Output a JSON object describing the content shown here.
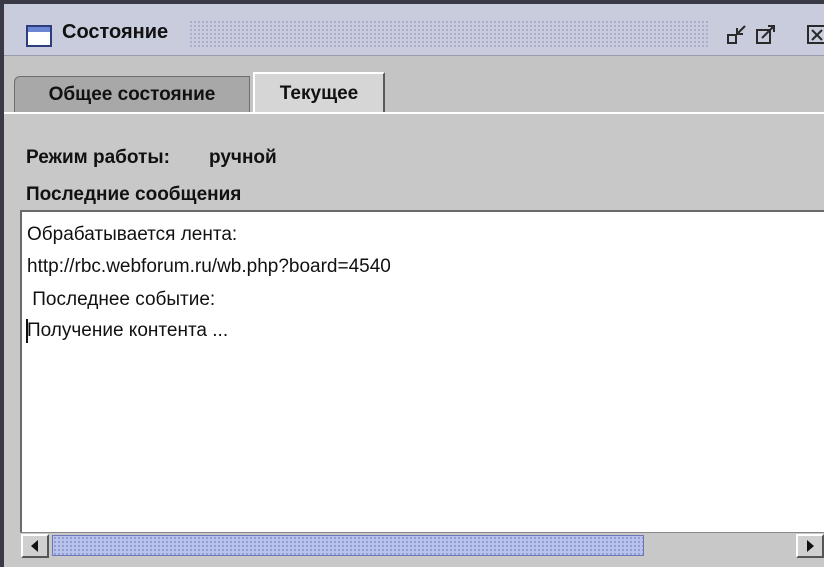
{
  "window": {
    "title": "Состояние",
    "icon": "window-icon",
    "buttons": [
      {
        "name": "minimize",
        "icon": "minimize-icon"
      },
      {
        "name": "maximize",
        "icon": "maximize-icon"
      },
      {
        "name": "close",
        "icon": "close-icon"
      }
    ]
  },
  "tabs": [
    {
      "label": "Общее состояние",
      "selected": false
    },
    {
      "label": "Текущее",
      "selected": true
    }
  ],
  "status": {
    "mode_label": "Режим работы:",
    "mode_value": "ручной",
    "messages_label": "Последние сообщения"
  },
  "log": {
    "lines": [
      "Обрабатывается лента:",
      "http://rbc.webforum.ru/wb.php?board=4540",
      " Последнее событие:",
      "Получение контента ..."
    ]
  },
  "colors": {
    "title_bar": "#c8ccdc",
    "scroll_thumb": "#b8c2ea",
    "panel": "#c8c8c8"
  }
}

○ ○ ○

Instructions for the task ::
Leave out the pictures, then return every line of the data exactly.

Solution for this problem ::
Output a JSON object describing the content shown here.
{
  "window": {
    "title": "Состояние",
    "icon": "window-icon",
    "buttons": [
      {
        "name": "minimize",
        "icon": "minimize-icon"
      },
      {
        "name": "maximize",
        "icon": "maximize-icon"
      },
      {
        "name": "close",
        "icon": "close-icon"
      }
    ]
  },
  "tabs": [
    {
      "label": "Общее состояние",
      "selected": false
    },
    {
      "label": "Текущее",
      "selected": true
    }
  ],
  "status": {
    "mode_label": "Режим работы:",
    "mode_value": "ручной",
    "messages_label": "Последние сообщения"
  },
  "log": {
    "lines": [
      "Обрабатывается лента:",
      "http://rbc.webforum.ru/wb.php?board=4540",
      " Последнее событие:",
      "Получение контента ..."
    ]
  },
  "colors": {
    "title_bar": "#c8ccdc",
    "scroll_thumb": "#b8c2ea",
    "panel": "#c8c8c8"
  }
}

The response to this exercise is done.